Ateret Cohanim, an organization that purchases properties in Arab neighborhoods of Jerusalem in order to settle Jews in them, sued a few months ago to have the Palestinian owners of the building evicted. Ateret Cohanim bases its claim on the fact that the lot on which the house was built belonged to a hekdesh, a traditional Jewish landowning association. The quarter in which the building is located was home to a Yemenite Jewish community a century ago. Settler activists pressured the building’s residents to leave without being evicted.
According to Palestinian sources in Silwan, the building’s Palestinian owner admitted that he had reached a financial agreement with Ateret Cohanim.
One Palestinian family refused to vacate their apartment, saying their lease was still in effect. According to Palestinian sources, settlers claimed the family’s lease was no longer valid. The family remains in the building.
In recent weeks, the Ateret Cohanim organization went to great lengths to expand Jewish settlement in Silwan. Three months ago, settlers moved into another home in the area, and an eviction order was served on residents of a nearby building. Palestinians in the area said they believed that the appearance of new locks and doors on another nearby building signaled that more settlers can be expected to move in very soon. There are currently about 15 Jewish families living in the area.
Suspected Jewish extremists arrested for violating restraining order

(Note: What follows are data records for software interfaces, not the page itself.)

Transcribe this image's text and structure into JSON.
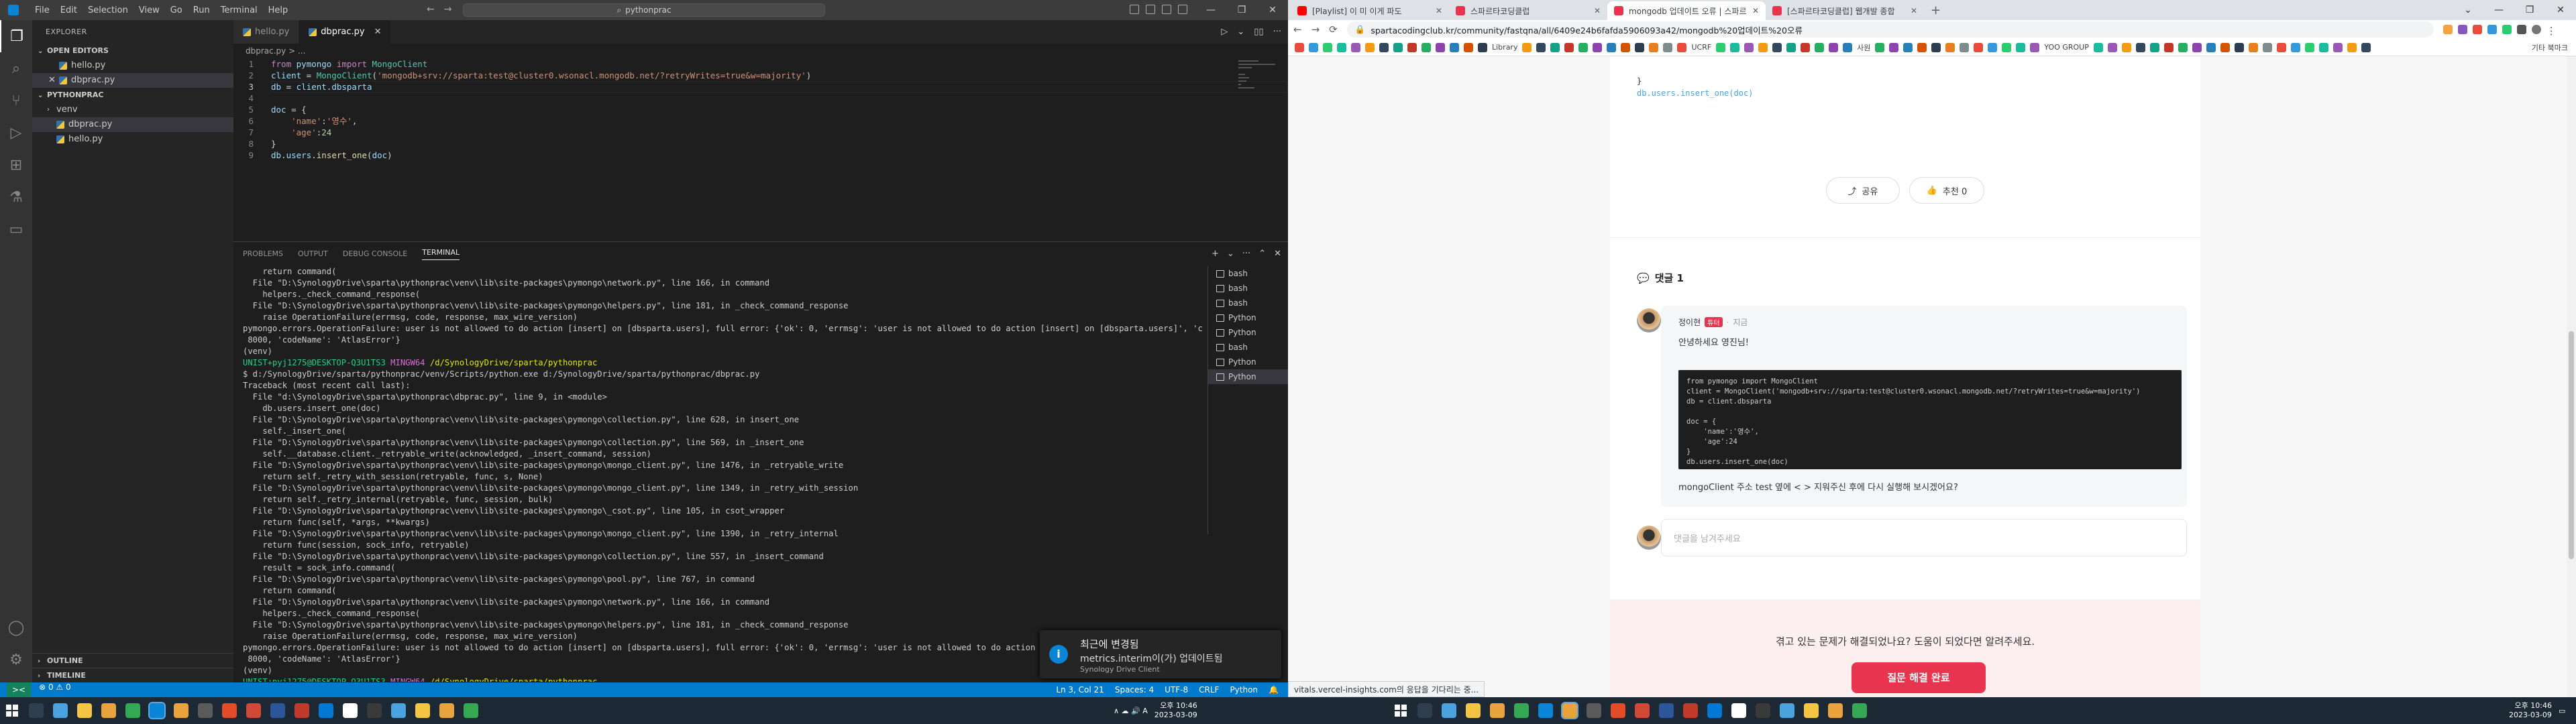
{
  "vscode": {
    "menu": [
      "File",
      "Edit",
      "Selection",
      "View",
      "Go",
      "Run",
      "Terminal",
      "Help"
    ],
    "command_center": "pythonprac",
    "sidebar": {
      "title": "EXPLORER",
      "open_editors": "OPEN EDITORS",
      "open_files": [
        "hello.py",
        "dbprac.py"
      ],
      "project": "PYTHONPRAC",
      "tree": [
        {
          "name": "venv",
          "type": "folder"
        },
        {
          "name": "dbprac.py",
          "type": "file"
        },
        {
          "name": "hello.py",
          "type": "file"
        }
      ],
      "outline": "OUTLINE",
      "timeline": "TIMELINE"
    },
    "tabs": [
      {
        "label": "hello.py",
        "active": false
      },
      {
        "label": "dbprac.py",
        "active": true
      }
    ],
    "breadcrumb": "dbprac.py > ...",
    "code": [
      "from pymongo import MongoClient",
      "client = MongoClient('mongodb+srv://sparta:test@cluster0.wsonacl.mongodb.net/?retryWrites=true&w=majority')",
      "db = client.dbsparta",
      "",
      "doc = {",
      "    'name':'영수',",
      "    'age':24",
      "}",
      "db.users.insert_one(doc)"
    ],
    "panel_tabs": [
      "PROBLEMS",
      "OUTPUT",
      "DEBUG CONSOLE",
      "TERMINAL"
    ],
    "terminal_lines": [
      "    return command(",
      "  File \"D:\\SynologyDrive\\sparta\\pythonprac\\venv\\lib\\site-packages\\pymongo\\network.py\", line 166, in command",
      "    helpers._check_command_response(",
      "  File \"D:\\SynologyDrive\\sparta\\pythonprac\\venv\\lib\\site-packages\\pymongo\\helpers.py\", line 181, in _check_command_response",
      "    raise OperationFailure(errmsg, code, response, max_wire_version)",
      "pymongo.errors.OperationFailure: user is not allowed to do action [insert] on [dbsparta.users], full error: {'ok': 0, 'errmsg': 'user is not allowed to do action [insert] on [dbsparta.users]', 'code':",
      " 8000, 'codeName': 'AtlasError'}",
      "(venv)",
      "PROMPT1",
      "$ d:/SynologyDrive/sparta/pythonprac/venv/Scripts/python.exe d:/SynologyDrive/sparta/pythonprac/dbprac.py",
      "Traceback (most recent call last):",
      "  File \"d:\\SynologyDrive\\sparta\\pythonprac\\dbprac.py\", line 9, in <module>",
      "    db.users.insert_one(doc)",
      "  File \"D:\\SynologyDrive\\sparta\\pythonprac\\venv\\lib\\site-packages\\pymongo\\collection.py\", line 628, in insert_one",
      "    self._insert_one(",
      "  File \"D:\\SynologyDrive\\sparta\\pythonprac\\venv\\lib\\site-packages\\pymongo\\collection.py\", line 569, in _insert_one",
      "    self.__database.client._retryable_write(acknowledged, _insert_command, session)",
      "  File \"D:\\SynologyDrive\\sparta\\pythonprac\\venv\\lib\\site-packages\\pymongo\\mongo_client.py\", line 1476, in _retryable_write",
      "    return self._retry_with_session(retryable, func, s, None)",
      "  File \"D:\\SynologyDrive\\sparta\\pythonprac\\venv\\lib\\site-packages\\pymongo\\mongo_client.py\", line 1349, in _retry_with_session",
      "    return self._retry_internal(retryable, func, session, bulk)",
      "  File \"D:\\SynologyDrive\\sparta\\pythonprac\\venv\\lib\\site-packages\\pymongo\\_csot.py\", line 105, in csot_wrapper",
      "    return func(self, *args, **kwargs)",
      "  File \"D:\\SynologyDrive\\sparta\\pythonprac\\venv\\lib\\site-packages\\pymongo\\mongo_client.py\", line 1390, in _retry_internal",
      "    return func(session, sock_info, retryable)",
      "  File \"D:\\SynologyDrive\\sparta\\pythonprac\\venv\\lib\\site-packages\\pymongo\\collection.py\", line 557, in _insert_command",
      "    result = sock_info.command(",
      "  File \"D:\\SynologyDrive\\sparta\\pythonprac\\venv\\lib\\site-packages\\pymongo\\pool.py\", line 767, in command",
      "    return command(",
      "  File \"D:\\SynologyDrive\\sparta\\pythonprac\\venv\\lib\\site-packages\\pymongo\\network.py\", line 166, in command",
      "    helpers._check_command_response(",
      "  File \"D:\\SynologyDrive\\sparta\\pythonprac\\venv\\lib\\site-packages\\pymongo\\helpers.py\", line 181, in _check_command_response",
      "    raise OperationFailure(errmsg, code, response, max_wire_version)",
      "pymongo.errors.OperationFailure: user is not allowed to do action [insert] on [dbsparta.users], full error: {'ok': 0, 'errmsg': 'user is not allowed to do action [insert",
      " 8000, 'codeName': 'AtlasError'}",
      "(venv)",
      "PROMPT2",
      "$ "
    ],
    "prompt_user": "UNIST+pyj1275@DESKTOP-Q3U1TS3",
    "prompt_shell": "MINGW64",
    "prompt_path": "/d/SynologyDrive/sparta/pythonprac",
    "terminal_list": [
      "bash",
      "bash",
      "bash",
      "Python",
      "Python",
      "bash",
      "Python",
      "Python"
    ],
    "notification": {
      "title": "최근에 변경됨",
      "body": "metrics.interim이(가) 업데이트됨",
      "source": "Synology Drive Client"
    },
    "status": {
      "ln_col": "Ln 3, Col 21",
      "spaces": "Spaces: 4",
      "encoding": "UTF-8",
      "eol": "CRLF",
      "lang": "Python"
    }
  },
  "chrome": {
    "tabs": [
      {
        "label": "[Playlist] 이 미 이게 파도",
        "color": "#ff0000"
      },
      {
        "label": "스파르타코딩클럽",
        "color": "#e8344e"
      },
      {
        "label": "mongodb 업데이트 오류 | 스파르",
        "color": "#e8344e",
        "active": true
      },
      {
        "label": "[스파르타코딩클럽] 웹개발 종합",
        "color": "#e8344e"
      }
    ],
    "url": "spartacodingclub.kr/community/fastqna/all/6409e24b6fafda5906093a42/mongodb%20업데이트%20오류",
    "bookmark_labels": [
      "Library",
      "UCRF",
      "사원",
      "YOO GROUP",
      "기타 북마크"
    ],
    "page": {
      "code_fragment_1": "}",
      "code_fragment_2": "db.users.insert_one(doc)",
      "share": "공유",
      "recommend": "추천 0",
      "comments_title": "댓글 1",
      "comment": {
        "author": "정이현",
        "badge": "튜터",
        "time": "지금",
        "greeting": "안녕하세요 영진님!",
        "question": "mongoClient 주소 test 옆에 < > 지워주신 후에 다시 실행해 보시겠어요?",
        "code": [
          "from pymongo import MongoClient",
          "client = MongoClient('mongodb+srv://sparta:test@cluster0.wsonacl.mongodb.net/?retryWrites=true&w=majority')",
          "db = client.dbsparta",
          "",
          "doc = {",
          "    'name':'영수',",
          "    'age':24",
          "}",
          "db.users.insert_one(doc)"
        ]
      },
      "reply_placeholder": "댓글을 남겨주세요",
      "resolve_question": "겪고 있는 문제가 해결되었나요? 도움이 되었다면 알려주세요.",
      "resolve_button": "질문 해결 완료",
      "hover_url": "vitals.vercel-insights.com의 응답을 기다리는 중..."
    }
  },
  "taskbar": {
    "left_clock": {
      "time": "오후 10:46",
      "date": "2023-03-09"
    },
    "right_clock": {
      "time": "오후 10:46",
      "date": "2023-03-09"
    }
  }
}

In a related development, two Jewish teens were arrested Thursday, in a community that straddles the Green Line, for allegedly violating a restraining order barring them from entering the West Bank. The circumstances of the arrest remained unclear at press time.

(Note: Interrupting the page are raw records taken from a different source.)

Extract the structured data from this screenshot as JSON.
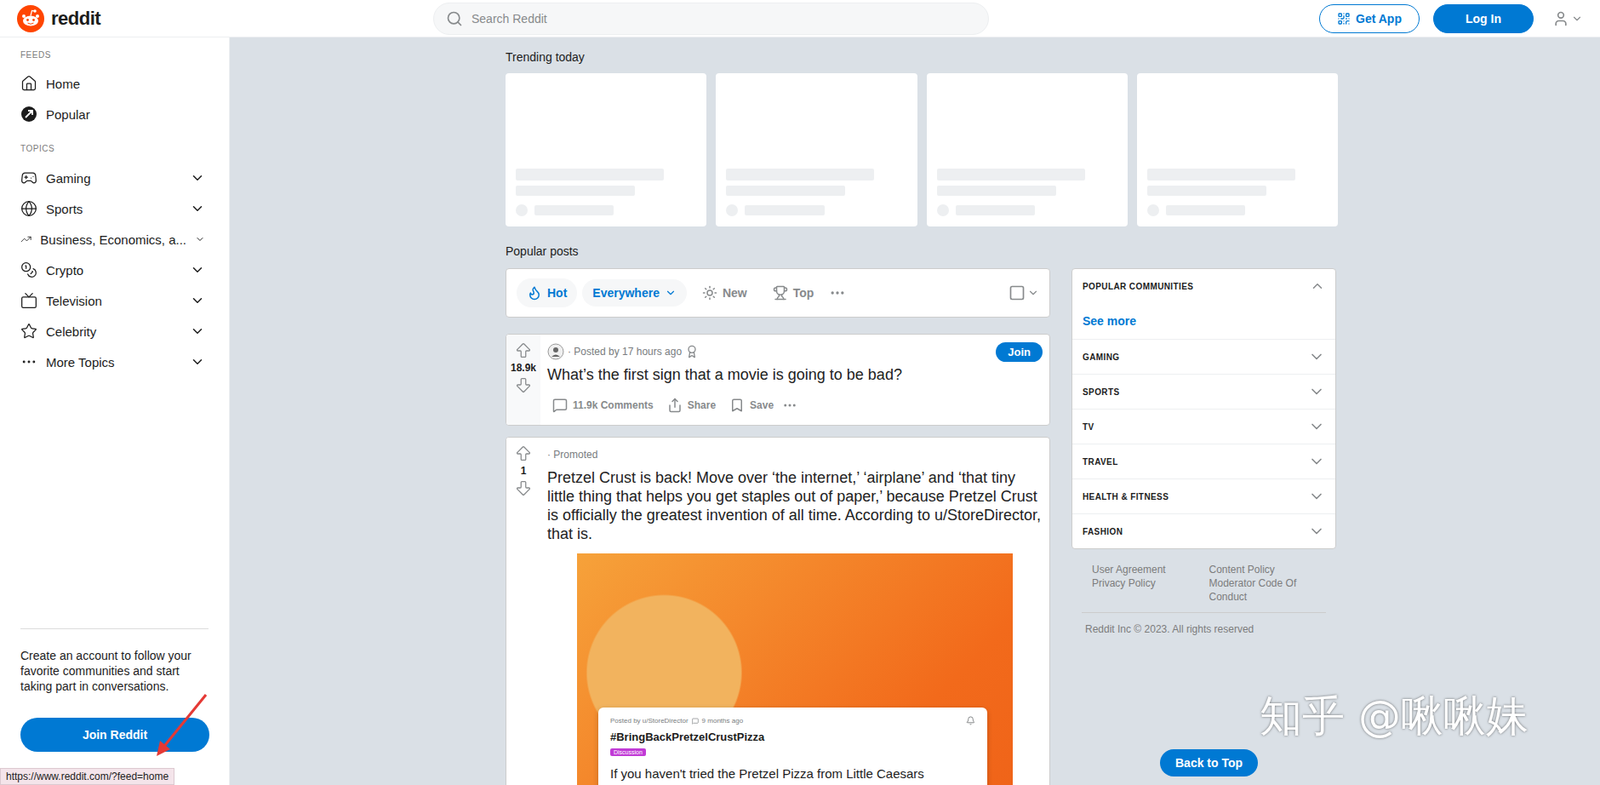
{
  "header": {
    "logo": "reddit",
    "search_placeholder": "Search Reddit",
    "get_app": "Get App",
    "log_in": "Log In"
  },
  "sidebar": {
    "sections": [
      {
        "label": "FEEDS",
        "items": [
          {
            "label": "Home",
            "kind": "feed",
            "expanded": false
          },
          {
            "label": "Popular",
            "kind": "feed",
            "expanded": false
          }
        ]
      },
      {
        "label": "TOPICS",
        "items": [
          {
            "label": "Gaming",
            "kind": "topic",
            "expanded": false
          },
          {
            "label": "Sports",
            "kind": "topic",
            "expanded": false
          },
          {
            "label": "Business, Economics, a...",
            "kind": "topic",
            "expanded": false
          },
          {
            "label": "Crypto",
            "kind": "topic",
            "expanded": false
          },
          {
            "label": "Television",
            "kind": "topic",
            "expanded": false
          },
          {
            "label": "Celebrity",
            "kind": "topic",
            "expanded": false
          },
          {
            "label": "More Topics",
            "kind": "topic",
            "expanded": false
          }
        ]
      }
    ],
    "cta": {
      "text": "Create an account to follow your favorite communities and start taking part in conversations.",
      "button": "Join Reddit"
    }
  },
  "trending": {
    "title": "Trending today",
    "cards": [
      {
        "loading": true
      },
      {
        "loading": true
      },
      {
        "loading": true
      },
      {
        "loading": true
      }
    ]
  },
  "popular": {
    "title": "Popular posts",
    "sort": [
      {
        "label": "Hot",
        "kind": "tab",
        "selected": true
      },
      {
        "label": "Everywhere",
        "kind": "dropdown",
        "selected": false
      },
      {
        "label": "New",
        "kind": "tab",
        "selected": false
      },
      {
        "label": "Top",
        "kind": "tab",
        "selected": false
      }
    ],
    "posts": [
      {
        "kind": "post",
        "votes": "18.9k",
        "meta": "· Posted by 17 hours ago",
        "join": "Join",
        "title": "What’s the first sign that a movie is going to be bad?",
        "actions": [
          "11.9k Comments",
          "Share",
          "Save"
        ]
      },
      {
        "kind": "promoted",
        "votes": "1",
        "meta": "· Promoted",
        "title": "Pretzel Crust is back! Move over ‘the internet,’ ‘airplane’ and ‘that tiny little thing that helps you get staples out of paper,’ because Pretzel Crust is officially the greatest invention of all time. According to u/StoreDirector, that is.",
        "embed": {
          "author": "Posted by u/StoreDirector",
          "time": "9 months ago",
          "title": "#BringBackPretzelCrustPizza",
          "tag": "Discussion",
          "body": "If you haven't tried the Pretzel Pizza from Little Caesars"
        }
      }
    ]
  },
  "communities": {
    "title": "POPULAR COMMUNITIES",
    "expanded": true,
    "see_more": "See more",
    "categories": [
      {
        "label": "GAMING",
        "expanded": false
      },
      {
        "label": "SPORTS",
        "expanded": false
      },
      {
        "label": "TV",
        "expanded": false
      },
      {
        "label": "TRAVEL",
        "expanded": false
      },
      {
        "label": "HEALTH & FITNESS",
        "expanded": false
      },
      {
        "label": "FASHION",
        "expanded": false
      }
    ]
  },
  "footer": {
    "links": [
      "User Agreement",
      "Privacy Policy",
      "Content Policy",
      "Moderator Code Of Conduct"
    ],
    "copyright": "Reddit Inc © 2023. All rights reserved"
  },
  "back_to_top": "Back to Top",
  "status_url": "https://www.reddit.com/?feed=home",
  "watermark": "知乎 @啾啾妹"
}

The teenage boys were in Nof Ayalon, where a conference on administrative detention was being held in a community center. In the wake of the fatal arson attack on a home in the West Bank village of Duma on July 31, a number of suspected Jewish activists have been arrested. Three are being held in administrative detention, while administrative orders have been issued against an additional 15 suspects. The restrictions mandated by these orders range in severity from nighttime curfews and house arrest to being barred from entering Jerusalem and/or the West Bank.
Participants in the conference included Rabbi Yoel Schwartz, a founder of the Haredi Nahal army program for ultra-Orthodox men, as well as former Knesset member Michael Ben-Ari and right-wing extremist Baruch Marzel.
“It seems that even a conference against administrative detention is against the Israel Police’s wishes. Unfortunately the police are receiving orders to act as if there are no limits to resources or authorities,” said Shmuel Meidad. The director of Honenu, an organization that is aiding the teens, Meidad took part in the conference.